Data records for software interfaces
========================================

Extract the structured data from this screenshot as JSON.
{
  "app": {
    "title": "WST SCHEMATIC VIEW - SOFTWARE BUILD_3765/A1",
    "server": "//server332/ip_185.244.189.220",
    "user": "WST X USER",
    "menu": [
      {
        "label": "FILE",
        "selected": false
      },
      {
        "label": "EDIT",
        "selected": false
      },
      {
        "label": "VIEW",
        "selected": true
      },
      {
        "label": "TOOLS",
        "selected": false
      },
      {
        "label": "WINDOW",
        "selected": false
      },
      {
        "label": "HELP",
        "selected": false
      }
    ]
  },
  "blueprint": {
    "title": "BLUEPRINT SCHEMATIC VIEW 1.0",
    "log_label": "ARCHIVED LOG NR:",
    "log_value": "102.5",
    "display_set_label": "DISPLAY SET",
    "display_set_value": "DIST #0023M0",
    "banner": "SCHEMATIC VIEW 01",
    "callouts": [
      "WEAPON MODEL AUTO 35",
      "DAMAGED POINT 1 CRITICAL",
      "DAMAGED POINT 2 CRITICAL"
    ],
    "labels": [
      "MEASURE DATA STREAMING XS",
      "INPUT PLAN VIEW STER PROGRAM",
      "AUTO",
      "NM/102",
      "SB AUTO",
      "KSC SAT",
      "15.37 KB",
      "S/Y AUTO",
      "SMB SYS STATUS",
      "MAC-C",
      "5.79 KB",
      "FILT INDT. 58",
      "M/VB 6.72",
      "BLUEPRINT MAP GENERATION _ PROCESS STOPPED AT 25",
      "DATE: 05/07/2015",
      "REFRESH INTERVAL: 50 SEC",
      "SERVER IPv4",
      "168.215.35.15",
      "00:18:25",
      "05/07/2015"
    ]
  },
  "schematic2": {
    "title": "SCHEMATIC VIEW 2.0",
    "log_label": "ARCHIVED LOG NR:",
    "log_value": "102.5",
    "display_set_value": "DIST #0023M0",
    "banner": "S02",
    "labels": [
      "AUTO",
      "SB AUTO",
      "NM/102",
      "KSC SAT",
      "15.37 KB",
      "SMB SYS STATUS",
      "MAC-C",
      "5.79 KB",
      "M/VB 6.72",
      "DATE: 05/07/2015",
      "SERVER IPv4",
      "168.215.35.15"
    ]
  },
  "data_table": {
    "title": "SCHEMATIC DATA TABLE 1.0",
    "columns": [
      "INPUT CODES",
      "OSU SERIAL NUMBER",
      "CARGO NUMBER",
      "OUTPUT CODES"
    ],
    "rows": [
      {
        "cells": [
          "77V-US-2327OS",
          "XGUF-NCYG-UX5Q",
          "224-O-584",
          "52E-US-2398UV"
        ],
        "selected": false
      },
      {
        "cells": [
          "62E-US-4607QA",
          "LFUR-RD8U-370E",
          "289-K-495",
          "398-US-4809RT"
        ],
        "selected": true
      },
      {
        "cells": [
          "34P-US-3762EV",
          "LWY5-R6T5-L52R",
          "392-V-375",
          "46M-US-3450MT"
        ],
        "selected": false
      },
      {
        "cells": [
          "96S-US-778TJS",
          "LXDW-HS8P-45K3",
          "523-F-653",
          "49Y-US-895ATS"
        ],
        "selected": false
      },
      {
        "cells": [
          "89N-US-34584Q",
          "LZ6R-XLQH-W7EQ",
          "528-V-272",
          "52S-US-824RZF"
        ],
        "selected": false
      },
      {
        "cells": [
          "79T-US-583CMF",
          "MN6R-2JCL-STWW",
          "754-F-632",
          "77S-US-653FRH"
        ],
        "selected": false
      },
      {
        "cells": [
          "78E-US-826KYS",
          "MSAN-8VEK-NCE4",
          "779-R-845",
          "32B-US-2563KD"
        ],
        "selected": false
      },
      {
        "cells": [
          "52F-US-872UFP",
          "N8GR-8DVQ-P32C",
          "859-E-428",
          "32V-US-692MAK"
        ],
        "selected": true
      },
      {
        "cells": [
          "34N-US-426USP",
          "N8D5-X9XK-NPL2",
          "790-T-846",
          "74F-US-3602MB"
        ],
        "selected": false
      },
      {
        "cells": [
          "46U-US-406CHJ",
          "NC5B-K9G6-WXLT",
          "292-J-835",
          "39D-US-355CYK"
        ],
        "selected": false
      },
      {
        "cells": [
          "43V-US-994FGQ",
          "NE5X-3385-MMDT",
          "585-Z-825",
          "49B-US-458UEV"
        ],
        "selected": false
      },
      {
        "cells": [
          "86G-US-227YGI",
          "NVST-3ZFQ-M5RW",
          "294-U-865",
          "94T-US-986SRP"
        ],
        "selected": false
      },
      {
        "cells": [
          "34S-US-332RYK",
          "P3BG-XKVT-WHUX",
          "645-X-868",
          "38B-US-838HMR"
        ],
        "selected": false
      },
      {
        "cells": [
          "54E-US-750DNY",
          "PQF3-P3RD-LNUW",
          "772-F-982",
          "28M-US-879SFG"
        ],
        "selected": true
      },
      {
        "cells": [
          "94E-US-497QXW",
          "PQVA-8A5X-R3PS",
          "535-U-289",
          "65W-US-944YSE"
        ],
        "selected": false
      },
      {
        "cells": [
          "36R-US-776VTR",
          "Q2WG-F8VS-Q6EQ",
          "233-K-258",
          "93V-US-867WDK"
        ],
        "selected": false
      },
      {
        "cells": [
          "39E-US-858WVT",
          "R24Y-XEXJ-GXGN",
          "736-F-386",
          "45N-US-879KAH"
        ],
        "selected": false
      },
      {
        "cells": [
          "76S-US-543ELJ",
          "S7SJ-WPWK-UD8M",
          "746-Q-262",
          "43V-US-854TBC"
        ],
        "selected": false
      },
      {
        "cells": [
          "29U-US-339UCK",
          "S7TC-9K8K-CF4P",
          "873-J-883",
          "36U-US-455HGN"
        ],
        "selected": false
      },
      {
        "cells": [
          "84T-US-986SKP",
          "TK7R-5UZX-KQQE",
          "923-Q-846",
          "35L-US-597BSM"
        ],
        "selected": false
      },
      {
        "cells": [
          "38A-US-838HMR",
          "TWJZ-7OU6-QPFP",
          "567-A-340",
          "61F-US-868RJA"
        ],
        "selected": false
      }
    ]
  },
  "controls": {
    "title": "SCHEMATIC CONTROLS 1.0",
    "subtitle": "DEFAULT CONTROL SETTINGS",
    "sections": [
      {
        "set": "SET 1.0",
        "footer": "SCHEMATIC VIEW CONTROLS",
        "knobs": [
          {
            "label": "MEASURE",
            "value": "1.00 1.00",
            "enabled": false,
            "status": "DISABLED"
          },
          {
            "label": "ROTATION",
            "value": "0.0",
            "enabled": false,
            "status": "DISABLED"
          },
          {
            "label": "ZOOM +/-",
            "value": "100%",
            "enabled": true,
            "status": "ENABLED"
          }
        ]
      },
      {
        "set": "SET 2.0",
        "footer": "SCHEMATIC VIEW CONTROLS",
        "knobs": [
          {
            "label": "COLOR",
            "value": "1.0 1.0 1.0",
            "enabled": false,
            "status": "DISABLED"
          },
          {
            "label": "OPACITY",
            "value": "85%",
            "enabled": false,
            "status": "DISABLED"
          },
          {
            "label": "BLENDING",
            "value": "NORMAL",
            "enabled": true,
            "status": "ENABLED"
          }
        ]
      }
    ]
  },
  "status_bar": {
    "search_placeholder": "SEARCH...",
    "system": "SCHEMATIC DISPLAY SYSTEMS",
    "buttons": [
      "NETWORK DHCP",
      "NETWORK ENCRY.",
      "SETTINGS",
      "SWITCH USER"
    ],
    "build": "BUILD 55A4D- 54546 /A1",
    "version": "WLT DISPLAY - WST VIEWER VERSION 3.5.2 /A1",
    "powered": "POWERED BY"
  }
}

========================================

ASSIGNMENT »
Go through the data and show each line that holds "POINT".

ANSWER SPACE »
      "DAMAGED POINT 1 CRITICAL",
      "DAMAGED POINT 2 CRITICAL"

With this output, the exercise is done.